Economists have estimated the possible cost of last Saturday’s election postponement in Nigeria at over $9billion.
Nigerians woke up last Saturday to find out that the presidential and National Assembly polls had been shifted by a week, few hours to commencement.
Nigerians who were surprised when the country’s presidential election was postponed, might suffer a second shock when they learn the cost, some economists and business leaders say.
‚ÄúThe cost to the economy of the postponement of the election is horrendous,‚ÄĚ said Muda Yusuf, general Director of the Lagos Chamber of Commerce and Industry.
‚ÄúThe economy was on partial shutdown the day before, and total shut down on Saturday for the elections‚ÄĚ that did not take place,‚ÄĚ he lamented.
For economist Bismark Rewane however, “the most important cost … is the reputational cost.
‚ÄúInvestors‚Äô confidence will be eroded,‚ÄĚ he said, adding that in the long term, when indirect costs were taken into account, the delay might cost the equivalent of two percentage points of national output.
In currency terms, Rewane estimated the possible cost at ‚Äúnine to 10 billion dollars.‚ÄĚ
The streets of Lagos were still empty early Sunday as the sprawling economic capital of 20 million people recovered from the disappointment and anger provoked by a last minute, one-week delay blamed on logistical issues.

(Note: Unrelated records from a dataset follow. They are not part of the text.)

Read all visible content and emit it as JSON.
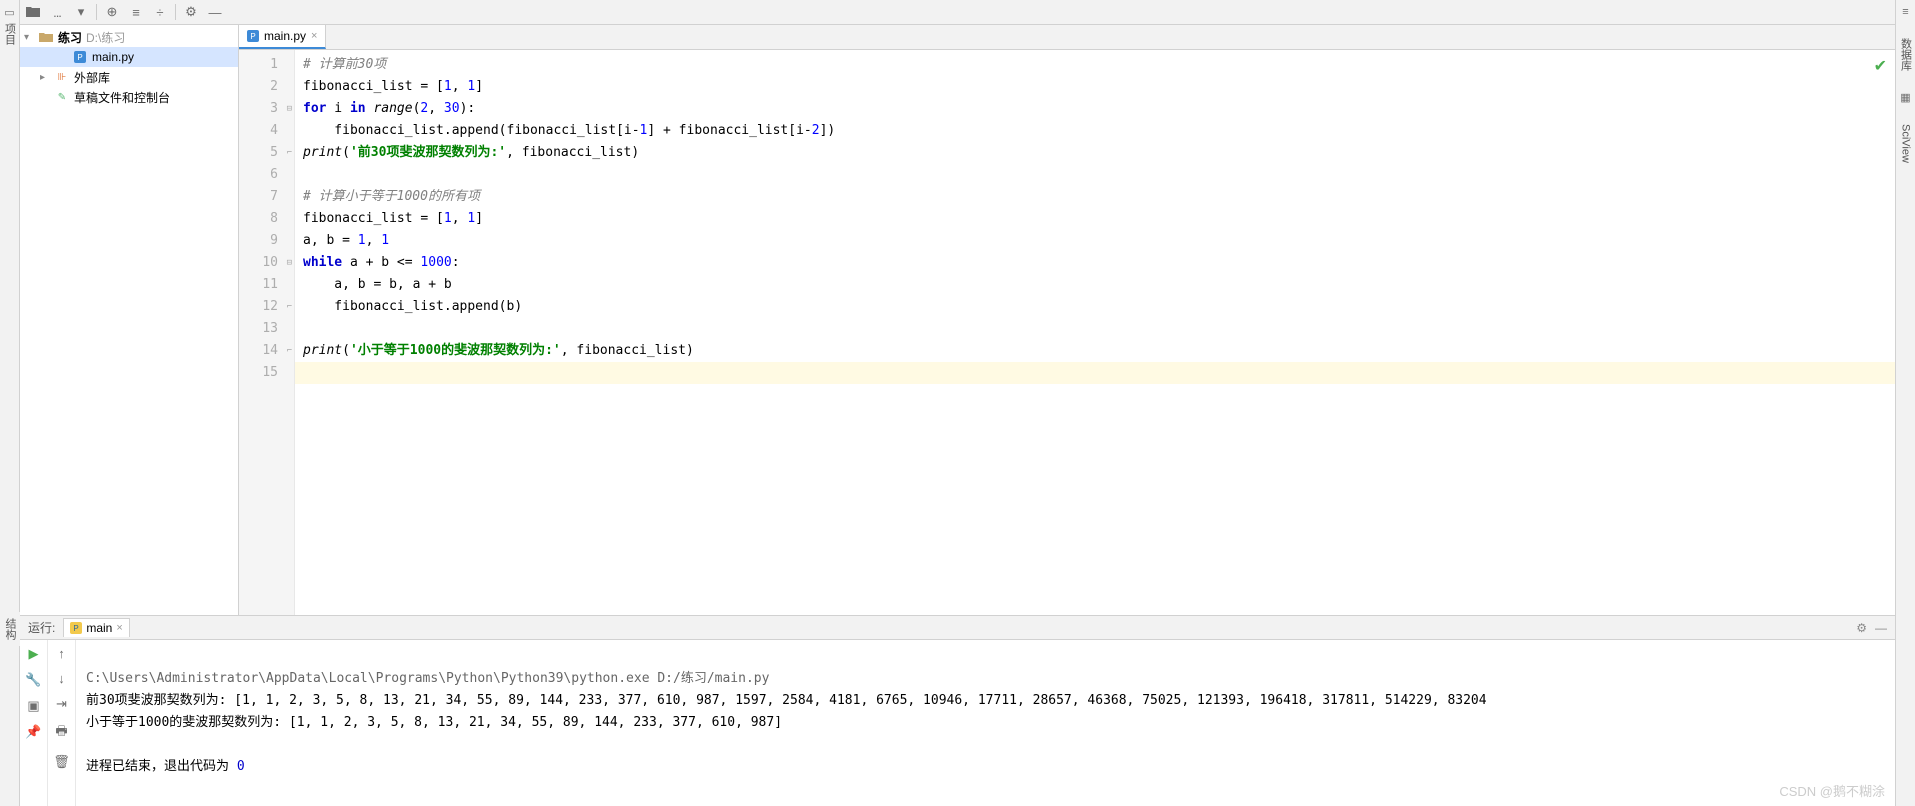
{
  "left_sidebar": {
    "label": "项目"
  },
  "right_sidebar": {
    "db_label": "数据库",
    "sciview_label": "SciView"
  },
  "toolbar": {
    "dots": "..."
  },
  "project_tree": {
    "root": {
      "name": "练习",
      "path": "D:\\练习"
    },
    "file": "main.py",
    "external_libs": "外部库",
    "scratches": "草稿文件和控制台"
  },
  "editor_tab": {
    "filename": "main.py"
  },
  "code_lines": [
    {
      "n": 1,
      "html": "<span class='com'># 计算前30项</span>"
    },
    {
      "n": 2,
      "html": "fibonacci_list = [<span class='num'>1</span>, <span class='num'>1</span>]"
    },
    {
      "n": 3,
      "html": "<span class='kw'>for</span> i <span class='kw'>in</span> <span class='fn'>range</span>(<span class='num'>2</span>, <span class='num'>30</span>):"
    },
    {
      "n": 4,
      "html": "    fibonacci_list.append(fibonacci_list[i-<span class='num'>1</span>] + fibonacci_list[i-<span class='num'>2</span>])"
    },
    {
      "n": 5,
      "html": "<span class='fn'>print</span>(<span class='str'>'前30项斐波那契数列为:'</span>, fibonacci_list)"
    },
    {
      "n": 6,
      "html": ""
    },
    {
      "n": 7,
      "html": "<span class='com'># 计算小于等于1000的所有项</span>"
    },
    {
      "n": 8,
      "html": "fibonacci_list = [<span class='num'>1</span>, <span class='num'>1</span>]"
    },
    {
      "n": 9,
      "html": "a, b = <span class='num'>1</span>, <span class='num'>1</span>"
    },
    {
      "n": 10,
      "html": "<span class='kw'>while</span> a + b &lt;= <span class='num'>1000</span>:"
    },
    {
      "n": 11,
      "html": "    a, b = b, a + b"
    },
    {
      "n": 12,
      "html": "    fibonacci_list.append(b)"
    },
    {
      "n": 13,
      "html": ""
    },
    {
      "n": 14,
      "html": "<span class='fn'>print</span>(<span class='str'>'小于等于1000的斐波那契数列为:'</span>, fibonacci_list)"
    },
    {
      "n": 15,
      "html": "",
      "current": true
    }
  ],
  "run_panel": {
    "label": "运行:",
    "config_name": "main",
    "output_path": "C:\\Users\\Administrator\\AppData\\Local\\Programs\\Python\\Python39\\python.exe D:/练习/main.py",
    "out1": "前30项斐波那契数列为: [1, 1, 2, 3, 5, 8, 13, 21, 34, 55, 89, 144, 233, 377, 610, 987, 1597, 2584, 4181, 6765, 10946, 17711, 28657, 46368, 75025, 121393, 196418, 317811, 514229, 83204",
    "out2": "小于等于1000的斐波那契数列为: [1, 1, 2, 3, 5, 8, 13, 21, 34, 55, 89, 144, 233, 377, 610, 987]",
    "exit_prefix": "进程已结束，退出代码为 ",
    "exit_code": "0"
  },
  "structure_tab": "结构",
  "watermark": "CSDN @鹅不糊涂"
}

The Independent Electoral Commission (INEC) announced the delay just hours before polls to elect the head of Africa’s most populous nation and members of parliament were to commence.
INEC cited problems in the distribution of ballot papers and results sheets, as well as sabotage, after three fire incident at its offices in two weeks.
The leading candidates, incumbent President Muhammadu Buhari and major challenger, Abubakar Atiku, both called for calm, but a population of 190 million people facing unemployment and extreme poverty took a real financial hit from the decision.
For many, the cost of leaving cities where they work to go home and vote in their native regions is substantial.
Social media was used meanwhile, to organise collections for street vendors who had bought perishable items to sell to voters that often wait in long queues.
The amount ultimately raised was unlikely to make much difference to tens of millions of people who live on less than $1.9 a day, but it did highlight solidarity not always widespread in the country.
Many businesses, including the critical port of Lagos had shut down last Friday staff to enable leave cities before an election-related curfew took effect on Saturday from 8:00 am to 6:00 pm.
Airports and border crossing points had stopped operating as well.
Additional materials from Leadership